→ To do:
For the word "true", copy every line of the material that includes it.
START Data in this exercise
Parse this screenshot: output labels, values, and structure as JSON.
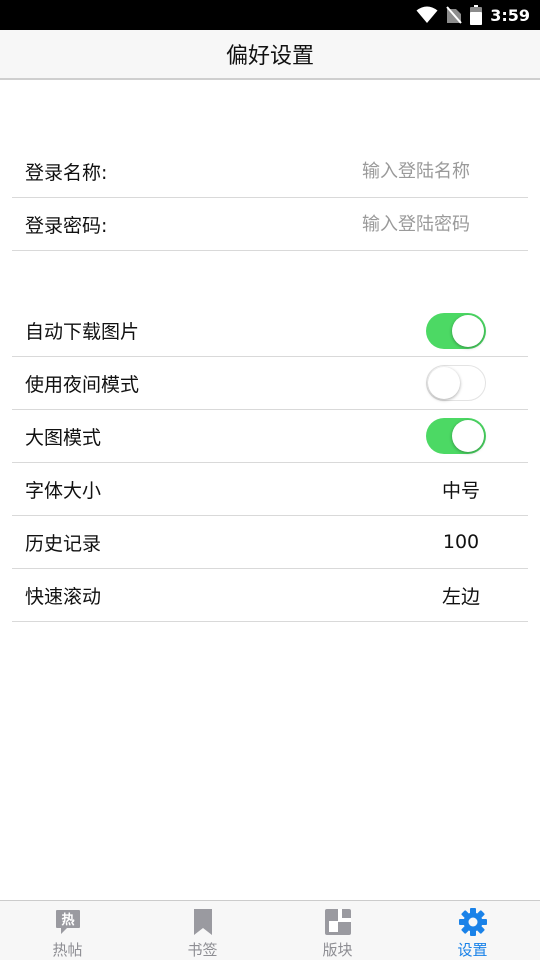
{
  "status_bar": {
    "time": "3:59"
  },
  "header": {
    "title": "偏好设置"
  },
  "account": {
    "username": {
      "label": "登录名称:",
      "placeholder": "输入登陆名称",
      "value": ""
    },
    "password": {
      "label": "登录密码:",
      "placeholder": "输入登陆密码",
      "value": ""
    }
  },
  "settings": {
    "auto_download_images": {
      "label": "自动下载图片",
      "enabled": true
    },
    "night_mode": {
      "label": "使用夜间模式",
      "enabled": false
    },
    "large_image_mode": {
      "label": "大图模式",
      "enabled": true
    },
    "font_size": {
      "label": "字体大小",
      "value": "中号"
    },
    "history": {
      "label": "历史记录",
      "value": "100"
    },
    "fast_scroll": {
      "label": "快速滚动",
      "value": "左边"
    }
  },
  "tabbar": {
    "items": [
      {
        "label": "热帖",
        "icon": "hot-post-icon",
        "active": false
      },
      {
        "label": "书签",
        "icon": "bookmark-icon",
        "active": false
      },
      {
        "label": "版块",
        "icon": "board-icon",
        "active": false
      },
      {
        "label": "设置",
        "icon": "gear-icon",
        "active": true
      }
    ]
  },
  "colors": {
    "toggle_on": "#4cd964",
    "tab_active": "#1a82e8",
    "tab_inactive": "#8e8e93"
  }
}
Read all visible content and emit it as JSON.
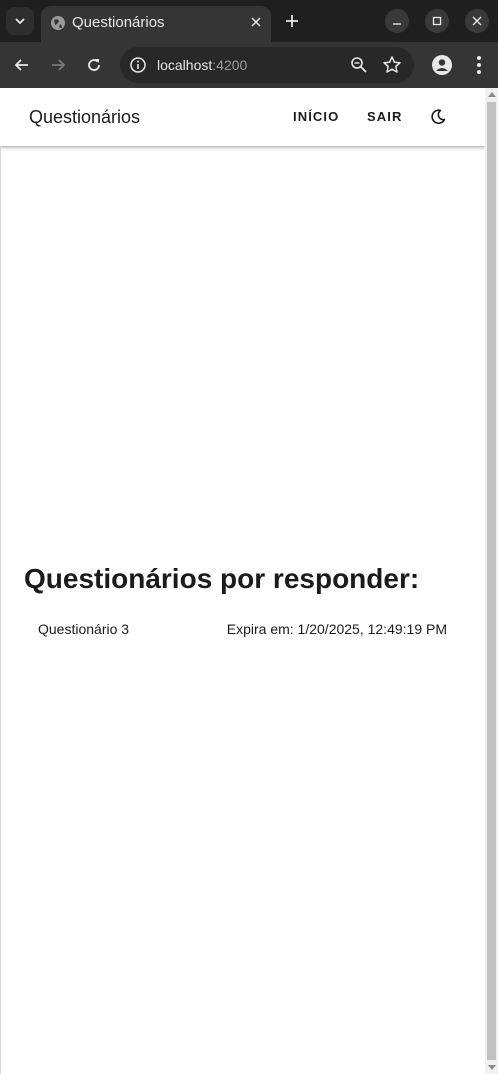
{
  "browser": {
    "tab_title": "Questionários",
    "url_host": "localhost",
    "url_port": ":4200"
  },
  "app": {
    "title": "Questionários",
    "nav": {
      "home_label": "INÍCIO",
      "logout_label": "SAIR"
    },
    "theme_icon": "moon-icon"
  },
  "main": {
    "section_title": "Questionários por responder:",
    "questionnaires": [
      {
        "name": "Questionário 3",
        "expiry": "Expira em: 1/20/2025, 12:49:19 PM"
      }
    ]
  },
  "colors": {
    "browser_dark": "#1f1f1f",
    "toolbar": "#353535",
    "page_bg": "#ffffff",
    "text": "#1b1b1b"
  }
}
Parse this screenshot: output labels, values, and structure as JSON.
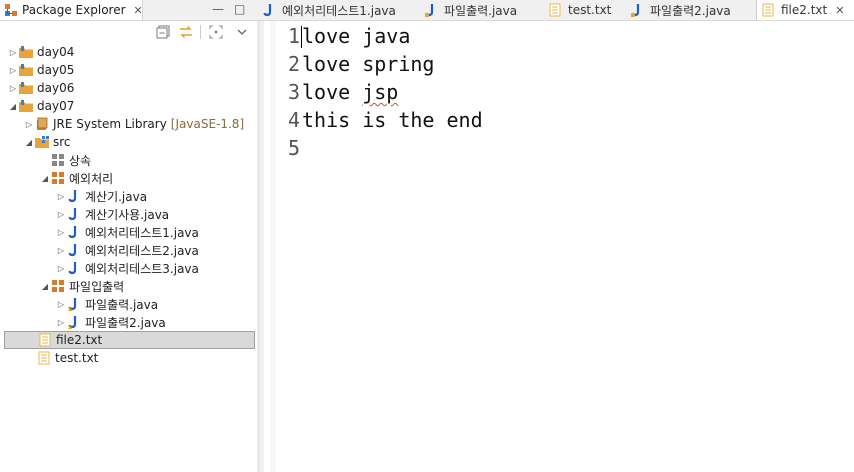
{
  "view": {
    "title": "Package Explorer",
    "close": "✕",
    "minimize": "—",
    "maximize": "□"
  },
  "editor_tabs": [
    {
      "label": "예외처리테스트1.java",
      "icon": "java-file-icon",
      "active": false
    },
    {
      "label": "파일출력.java",
      "icon": "java-file-icon",
      "active": false
    },
    {
      "label": "test.txt",
      "icon": "text-file-icon",
      "active": false
    },
    {
      "label": "파일출력2.java",
      "icon": "java-file-icon",
      "active": false
    },
    {
      "label": "file2.txt",
      "icon": "text-file-icon",
      "active": true,
      "close": "✕"
    }
  ],
  "explorer_toolbar": {
    "collapse_all": "collapse-all-icon",
    "link_with_editor": "link-editor-icon",
    "focus": "focus-icon",
    "view_menu": "view-menu-icon"
  },
  "tree": {
    "projects": [
      "day04",
      "day05",
      "day06",
      "day07"
    ],
    "jre": {
      "label": "JRE System Library",
      "detail": "[JavaSE-1.8]"
    },
    "src": "src",
    "packages": [
      {
        "name": "상속",
        "files": []
      },
      {
        "name": "예외처리",
        "files": [
          "계산기.java",
          "계산기사용.java",
          "예외처리테스트1.java",
          "예외처리테스트2.java",
          "예외처리테스트3.java"
        ]
      },
      {
        "name": "파일입출력",
        "files": [
          "파일출력.java",
          "파일출력2.java"
        ]
      }
    ],
    "root_files": [
      "file2.txt",
      "test.txt"
    ],
    "selected": "file2.txt"
  },
  "editor": {
    "lines": [
      {
        "num": "1",
        "text": "love java"
      },
      {
        "num": "2",
        "text": "love spring"
      },
      {
        "num": "3",
        "text": "love jsp"
      },
      {
        "num": "4",
        "text": "this is the end"
      },
      {
        "num": "5",
        "text": ""
      }
    ],
    "spell_flag": "jsp"
  },
  "colors": {
    "java_icon": "#1f5fbf",
    "folder": "#e8a33d",
    "package": "#d97a2b",
    "text_file": "#e8b84a",
    "selection": "#d9d9d9"
  }
}
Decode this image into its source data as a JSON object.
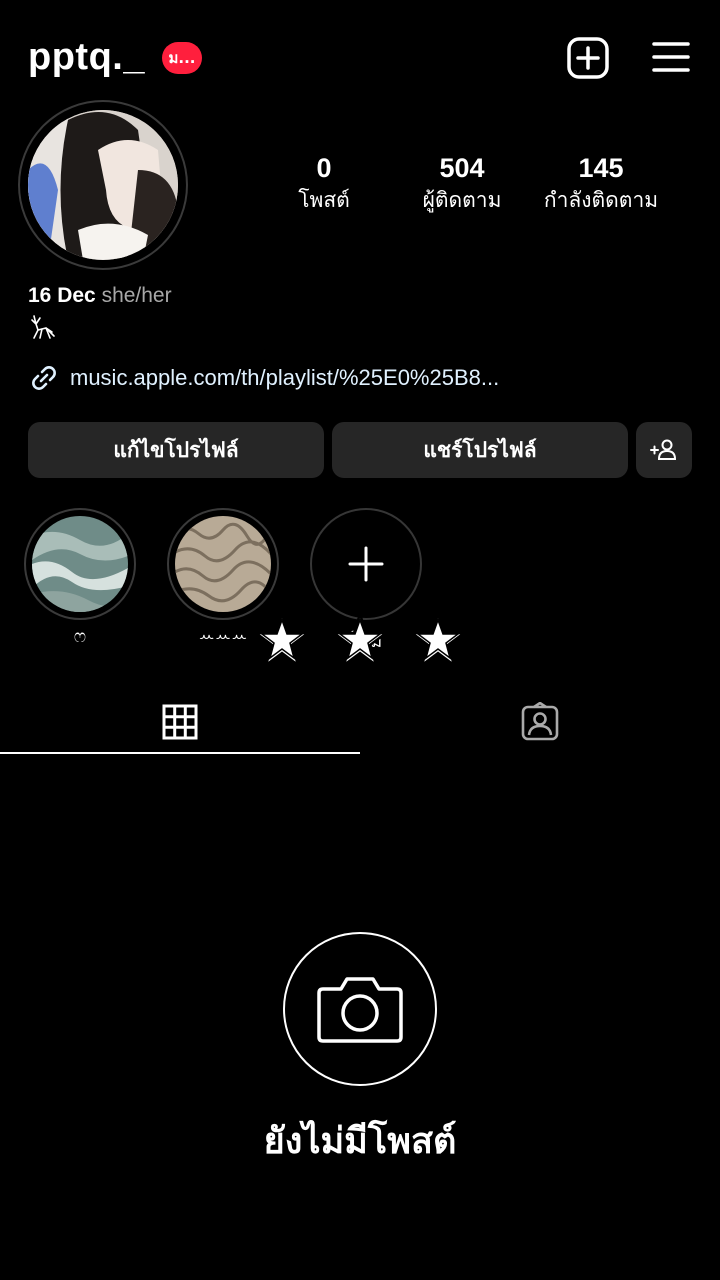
{
  "header": {
    "username": "pptq._",
    "notification_badge": "ม...",
    "badge_color": "#ff1f3d",
    "add_icon": "plus-square-icon",
    "menu_icon": "hamburger-menu-icon"
  },
  "stats": [
    {
      "value": "0",
      "label": "โพสต์"
    },
    {
      "value": "504",
      "label": "ผู้ติดตาม"
    },
    {
      "value": "145",
      "label": "กำลังติดตาม"
    }
  ],
  "bio": {
    "name": "16 Dec",
    "pronouns": "she/her",
    "glyph_icon": "deer-doodle-icon",
    "link_icon": "link-icon",
    "link": "music.apple.com/th/playlist/%25E0%25B8..."
  },
  "buttons": {
    "edit_profile": "แก้ไขโปรไฟล์",
    "share_profile": "แชร์โปรไฟล์",
    "discover_icon": "add-person-icon"
  },
  "highlights": [
    {
      "label": "ෆ"
    },
    {
      "label": "ꕀꕀꕀ"
    },
    {
      "label": "ใหม่",
      "icon": "plus-icon"
    }
  ],
  "overlay_stars": [
    "star-icon",
    "star-icon",
    "star-icon"
  ],
  "tabs": [
    {
      "icon": "grid-icon",
      "active": true
    },
    {
      "icon": "tagged-person-icon",
      "active": false
    }
  ],
  "empty_state": {
    "icon": "camera-icon",
    "title": "ยังไม่มีโพสต์"
  }
}
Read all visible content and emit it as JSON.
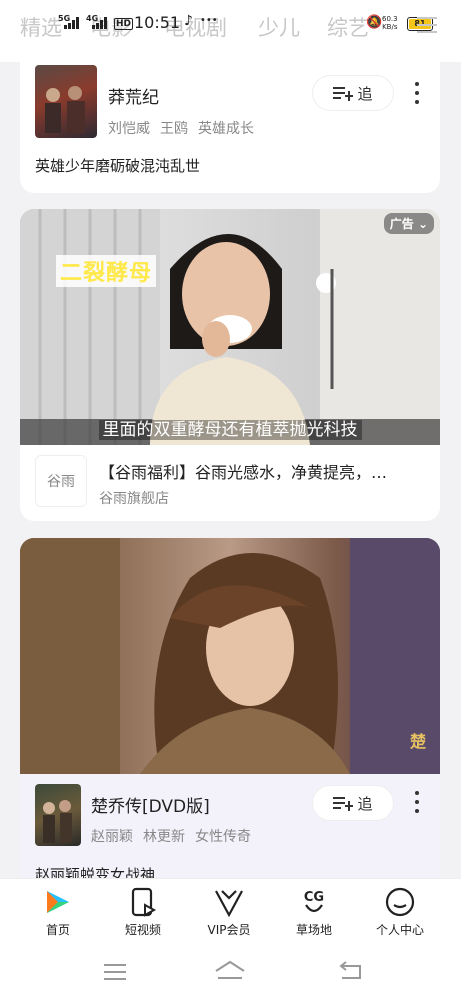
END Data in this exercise
→ Expected answer:
      "enabled": true
      "enabled": true
        "active": true
      "active": true,
      "active": true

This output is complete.